"We assume that geniuses are blessed creatures who don’t have to work hard to achieve their goals. Hard for us, easy for them. But Bobby as a kid — IQ pushing 200 — put in 10 to 15 hours a day of brain power and heavy concentration that would kill an ordinary person. (Or at least me.)" (italics mine)
Fischer learned to play chess when he was six. He won the US Chess Championships at age 13. That's about 2,000 days, multiplied by 10 hours of quality effort a day. You know what that sounds like? That sounds like just about how much time Mozart spent playing the clavier, or John Stuart Mill spent studying, or Tiger Woods spent golfing. It's also about the amount of quality, focused effort-filled time that a normal expert would have spent at their hobby/occupation over 20-30 years.
Does this mean that prodigies are made, not born? Yes and no. Because the simple fact is you can't force a person to put in the quality of effort that Fischer put into his chess.
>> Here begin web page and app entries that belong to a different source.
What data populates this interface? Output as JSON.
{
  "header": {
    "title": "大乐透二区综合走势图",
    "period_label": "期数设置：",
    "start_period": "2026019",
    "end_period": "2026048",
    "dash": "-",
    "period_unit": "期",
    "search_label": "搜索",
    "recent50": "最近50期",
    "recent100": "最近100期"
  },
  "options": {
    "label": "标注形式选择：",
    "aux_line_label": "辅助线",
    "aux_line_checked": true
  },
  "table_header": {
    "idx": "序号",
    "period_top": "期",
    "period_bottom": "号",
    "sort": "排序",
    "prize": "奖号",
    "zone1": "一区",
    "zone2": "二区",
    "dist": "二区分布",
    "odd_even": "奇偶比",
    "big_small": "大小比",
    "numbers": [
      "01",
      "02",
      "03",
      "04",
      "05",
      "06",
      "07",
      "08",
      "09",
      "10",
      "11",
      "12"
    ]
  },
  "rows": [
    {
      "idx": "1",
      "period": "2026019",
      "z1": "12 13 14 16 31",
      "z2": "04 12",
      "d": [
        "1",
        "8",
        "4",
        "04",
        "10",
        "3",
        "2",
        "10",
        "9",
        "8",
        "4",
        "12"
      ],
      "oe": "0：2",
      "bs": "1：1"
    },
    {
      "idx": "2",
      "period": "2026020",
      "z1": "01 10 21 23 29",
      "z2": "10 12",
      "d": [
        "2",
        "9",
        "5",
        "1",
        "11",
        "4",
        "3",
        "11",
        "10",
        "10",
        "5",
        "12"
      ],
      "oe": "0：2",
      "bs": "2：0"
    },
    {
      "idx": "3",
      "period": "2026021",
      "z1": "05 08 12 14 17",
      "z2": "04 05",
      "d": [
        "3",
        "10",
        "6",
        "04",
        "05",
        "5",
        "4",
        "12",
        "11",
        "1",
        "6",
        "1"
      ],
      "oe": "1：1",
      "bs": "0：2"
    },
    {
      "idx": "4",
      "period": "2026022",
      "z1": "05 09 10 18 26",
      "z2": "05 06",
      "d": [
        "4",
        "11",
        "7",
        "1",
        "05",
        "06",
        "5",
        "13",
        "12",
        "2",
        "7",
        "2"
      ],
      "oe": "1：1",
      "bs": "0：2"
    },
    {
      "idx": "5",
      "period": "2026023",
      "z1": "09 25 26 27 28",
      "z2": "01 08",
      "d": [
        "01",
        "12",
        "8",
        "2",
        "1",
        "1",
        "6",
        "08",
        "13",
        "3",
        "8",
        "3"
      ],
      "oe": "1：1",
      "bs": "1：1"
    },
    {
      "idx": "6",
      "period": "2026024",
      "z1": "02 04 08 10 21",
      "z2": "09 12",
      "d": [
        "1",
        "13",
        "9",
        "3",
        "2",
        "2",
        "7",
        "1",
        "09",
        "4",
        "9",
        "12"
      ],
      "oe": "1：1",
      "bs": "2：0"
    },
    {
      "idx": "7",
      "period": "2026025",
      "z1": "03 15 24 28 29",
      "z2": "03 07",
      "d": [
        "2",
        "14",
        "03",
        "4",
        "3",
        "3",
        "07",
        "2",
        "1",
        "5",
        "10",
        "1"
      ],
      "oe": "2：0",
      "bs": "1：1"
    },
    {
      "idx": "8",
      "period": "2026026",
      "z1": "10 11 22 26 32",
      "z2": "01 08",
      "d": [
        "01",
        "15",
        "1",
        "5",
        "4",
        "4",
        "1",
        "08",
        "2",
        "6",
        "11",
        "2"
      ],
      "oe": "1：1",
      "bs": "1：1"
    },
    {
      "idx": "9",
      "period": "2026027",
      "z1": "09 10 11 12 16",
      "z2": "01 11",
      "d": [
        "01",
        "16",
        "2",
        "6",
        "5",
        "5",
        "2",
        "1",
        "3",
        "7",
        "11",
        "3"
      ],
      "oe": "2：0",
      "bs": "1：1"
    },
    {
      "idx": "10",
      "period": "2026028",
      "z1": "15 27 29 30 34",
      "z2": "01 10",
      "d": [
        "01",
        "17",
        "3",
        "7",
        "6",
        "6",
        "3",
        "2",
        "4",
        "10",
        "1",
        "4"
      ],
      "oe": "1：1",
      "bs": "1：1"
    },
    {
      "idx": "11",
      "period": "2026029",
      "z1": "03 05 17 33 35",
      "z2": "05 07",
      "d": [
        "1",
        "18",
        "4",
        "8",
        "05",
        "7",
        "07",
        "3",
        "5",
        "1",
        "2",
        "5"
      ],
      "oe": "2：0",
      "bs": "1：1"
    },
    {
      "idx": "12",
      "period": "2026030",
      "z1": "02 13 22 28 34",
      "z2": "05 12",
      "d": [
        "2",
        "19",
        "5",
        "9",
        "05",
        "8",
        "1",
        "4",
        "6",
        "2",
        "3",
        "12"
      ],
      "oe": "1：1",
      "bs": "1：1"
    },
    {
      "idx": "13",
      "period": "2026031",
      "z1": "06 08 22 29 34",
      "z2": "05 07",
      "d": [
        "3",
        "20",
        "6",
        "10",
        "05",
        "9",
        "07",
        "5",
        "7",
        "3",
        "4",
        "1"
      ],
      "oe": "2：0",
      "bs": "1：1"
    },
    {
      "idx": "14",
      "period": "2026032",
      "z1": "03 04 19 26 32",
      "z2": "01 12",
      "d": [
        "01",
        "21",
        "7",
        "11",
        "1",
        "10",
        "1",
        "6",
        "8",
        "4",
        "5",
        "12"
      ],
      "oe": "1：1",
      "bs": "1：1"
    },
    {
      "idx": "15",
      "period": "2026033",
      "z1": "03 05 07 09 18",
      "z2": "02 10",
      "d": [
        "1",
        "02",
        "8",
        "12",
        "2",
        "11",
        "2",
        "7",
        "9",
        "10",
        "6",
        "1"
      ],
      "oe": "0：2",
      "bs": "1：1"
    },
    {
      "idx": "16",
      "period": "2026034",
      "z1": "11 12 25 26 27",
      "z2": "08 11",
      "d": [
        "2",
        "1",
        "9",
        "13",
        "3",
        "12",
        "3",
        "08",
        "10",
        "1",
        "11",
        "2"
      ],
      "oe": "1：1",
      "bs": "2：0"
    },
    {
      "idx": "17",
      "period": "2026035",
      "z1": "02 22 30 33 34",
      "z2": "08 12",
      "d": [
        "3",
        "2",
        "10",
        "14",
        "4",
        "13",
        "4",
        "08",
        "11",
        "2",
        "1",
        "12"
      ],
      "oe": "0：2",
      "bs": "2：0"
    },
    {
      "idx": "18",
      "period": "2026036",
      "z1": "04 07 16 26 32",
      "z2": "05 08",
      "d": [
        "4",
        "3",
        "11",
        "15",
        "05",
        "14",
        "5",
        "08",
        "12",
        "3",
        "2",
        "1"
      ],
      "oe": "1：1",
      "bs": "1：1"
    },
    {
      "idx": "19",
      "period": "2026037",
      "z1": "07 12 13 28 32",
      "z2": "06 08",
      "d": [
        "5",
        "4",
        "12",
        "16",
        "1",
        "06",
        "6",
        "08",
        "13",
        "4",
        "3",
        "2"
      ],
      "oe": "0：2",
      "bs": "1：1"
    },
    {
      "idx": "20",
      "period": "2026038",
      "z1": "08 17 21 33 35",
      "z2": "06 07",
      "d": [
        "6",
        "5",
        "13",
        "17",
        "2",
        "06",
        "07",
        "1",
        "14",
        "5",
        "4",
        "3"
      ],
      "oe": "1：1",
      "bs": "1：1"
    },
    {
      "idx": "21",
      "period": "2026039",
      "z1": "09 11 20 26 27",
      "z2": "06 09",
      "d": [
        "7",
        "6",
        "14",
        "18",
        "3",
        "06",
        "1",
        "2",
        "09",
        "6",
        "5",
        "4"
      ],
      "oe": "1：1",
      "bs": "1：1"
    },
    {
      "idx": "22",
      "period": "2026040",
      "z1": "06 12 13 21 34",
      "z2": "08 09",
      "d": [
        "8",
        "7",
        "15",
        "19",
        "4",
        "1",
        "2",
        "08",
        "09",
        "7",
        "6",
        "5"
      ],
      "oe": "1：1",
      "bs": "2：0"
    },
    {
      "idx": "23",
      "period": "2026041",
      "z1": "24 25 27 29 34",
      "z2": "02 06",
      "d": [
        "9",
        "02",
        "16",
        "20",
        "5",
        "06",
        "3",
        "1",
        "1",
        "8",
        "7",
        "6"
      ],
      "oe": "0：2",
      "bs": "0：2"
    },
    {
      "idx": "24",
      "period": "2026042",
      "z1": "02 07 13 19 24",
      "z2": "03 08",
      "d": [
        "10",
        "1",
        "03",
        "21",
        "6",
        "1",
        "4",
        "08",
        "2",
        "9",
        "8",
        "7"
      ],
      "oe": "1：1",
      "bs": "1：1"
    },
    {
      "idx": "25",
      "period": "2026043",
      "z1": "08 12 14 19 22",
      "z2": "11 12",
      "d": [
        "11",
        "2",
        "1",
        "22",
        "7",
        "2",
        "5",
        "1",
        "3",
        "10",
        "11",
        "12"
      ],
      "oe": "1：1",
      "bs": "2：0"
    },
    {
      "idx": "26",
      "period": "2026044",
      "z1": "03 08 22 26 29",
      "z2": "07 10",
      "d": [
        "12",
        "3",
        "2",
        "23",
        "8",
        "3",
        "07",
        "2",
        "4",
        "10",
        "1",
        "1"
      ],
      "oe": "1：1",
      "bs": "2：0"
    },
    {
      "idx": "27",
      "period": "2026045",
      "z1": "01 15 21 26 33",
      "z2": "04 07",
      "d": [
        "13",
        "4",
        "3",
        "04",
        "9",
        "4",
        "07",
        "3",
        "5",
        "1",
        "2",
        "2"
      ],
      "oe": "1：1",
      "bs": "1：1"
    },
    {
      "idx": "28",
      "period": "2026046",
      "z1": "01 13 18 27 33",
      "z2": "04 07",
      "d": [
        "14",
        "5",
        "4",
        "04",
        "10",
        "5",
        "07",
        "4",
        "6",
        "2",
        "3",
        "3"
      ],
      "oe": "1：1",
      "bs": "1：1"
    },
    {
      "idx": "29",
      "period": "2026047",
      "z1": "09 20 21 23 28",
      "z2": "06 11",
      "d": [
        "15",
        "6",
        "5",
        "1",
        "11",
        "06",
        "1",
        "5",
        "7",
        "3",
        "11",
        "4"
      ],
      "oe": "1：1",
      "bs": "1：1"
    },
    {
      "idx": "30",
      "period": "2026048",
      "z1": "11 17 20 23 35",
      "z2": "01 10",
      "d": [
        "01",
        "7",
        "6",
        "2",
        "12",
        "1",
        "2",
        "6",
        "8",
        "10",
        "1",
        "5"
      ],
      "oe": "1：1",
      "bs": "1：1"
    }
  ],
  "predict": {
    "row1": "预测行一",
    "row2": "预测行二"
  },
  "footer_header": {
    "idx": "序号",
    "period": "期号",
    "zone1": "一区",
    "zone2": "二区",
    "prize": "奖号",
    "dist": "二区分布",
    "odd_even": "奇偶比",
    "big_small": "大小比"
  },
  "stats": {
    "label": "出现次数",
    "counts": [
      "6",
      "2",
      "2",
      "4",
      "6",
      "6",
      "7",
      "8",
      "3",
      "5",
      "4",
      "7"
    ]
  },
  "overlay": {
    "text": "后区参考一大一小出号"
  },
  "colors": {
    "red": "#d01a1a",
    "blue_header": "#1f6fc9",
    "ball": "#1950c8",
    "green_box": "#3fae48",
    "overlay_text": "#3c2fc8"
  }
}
That type of effort has to come from somewhere inside. It doesn't come from fear of punishment or hope of reward. It comes from love. Love in the form of need and at the mercy of obsession.
You can see the obsession if you watch the video. Fischer doesn't really feel comfortable discussing how he feels about chess. It's as if he just knows chess, not how to articulate chess. But one thing he does articulate well is that greatness isn't all talent. He says you need talent to be truly great (which we can take to mean his level), but he follows that by saying many of the top players aren't that talented; they've "just worked like dogs" and "they keep at it...they've got the character, they don't get distracted by other things in life until they've gotten what they wanted out of it." Their ability is a product of the quality of their efforts. He also alludes to this understanding of ability when asked if he's very athletic. His response: "Well, I haven't really developed myself too much in sports." Translation: No, but it's only for lack of effort.
I don't know what caused Bobby Fischer to slowly come unhinged. I don't know what caused him to isolate himself from the world and I don't know what drove him to despise Jews and America. But I do think I know what made him into a child prodigy and a World Chess Champion. He believed his effort would improve his ability. And then he worked longer, harder, and with a higher level of quality than any of his competitors. (Harder than anyone, at anything, ever?) You can call it talent or effort, motivation or love or obsession. Whatever you call it, it's what makes you a champion.